First, I want to challenge this point on making our sole criteria of literary quality the reread-ability of great works. There are many classics of literature that have thematic depth, subtext, and other qualities that are noticeable on first reading - especially to intelligent and enthusiastic readers (I'm not accusing Harrigan of lacking these traits, I'm just saying I think he forgot about further literary qualities).
RPGs are capable - and often greatly encouraged - to develop a theme woven into stories and chronicles. I believe White Wolf's World of Darkness line does an excellent job of this. Both in the first chapters and storyteller chapters of their books they discuss the use of theme in games. This is one way that RPGs can have literary quality.
RPGs could - in theory - have subtext woven into them too, but I believe this would be more difficult. It's the same with improv theater. In theory an improv scene can have subtext in it, but this is not the primary goal and the group would either have to go out of their way to introduce the subtext or it would have to come out by accident. So, this is a possibility, but less so than theme.
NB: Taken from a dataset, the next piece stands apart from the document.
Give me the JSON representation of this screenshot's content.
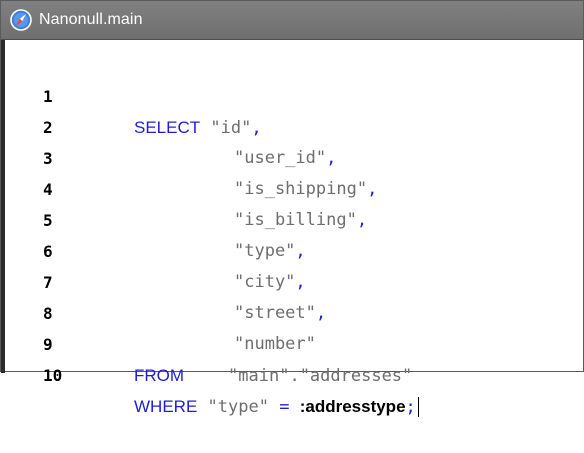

In RPGs characters can develop, change, and reach great depth as chronicles progress. I believe this is another way RPGs can have something approaching literary quality. This becomes a more collaborative effort though on both the game master and players part, and there is an element of luck in characters surviving and characters engaging in the right kinds of situations that would give them depth - this isn't entirely luck, not by far - but it seems like luck would play a greater role in these instances than in the development of a novel.
Finally, on reexamination - why couldn't we replay certain campaigns and re-explore issues further? Granted, this isn't often likely done, but replaying the same scenario to explore a certain issue of character or theme might give RPGs something more like the literary quality that Harrigan says they lack.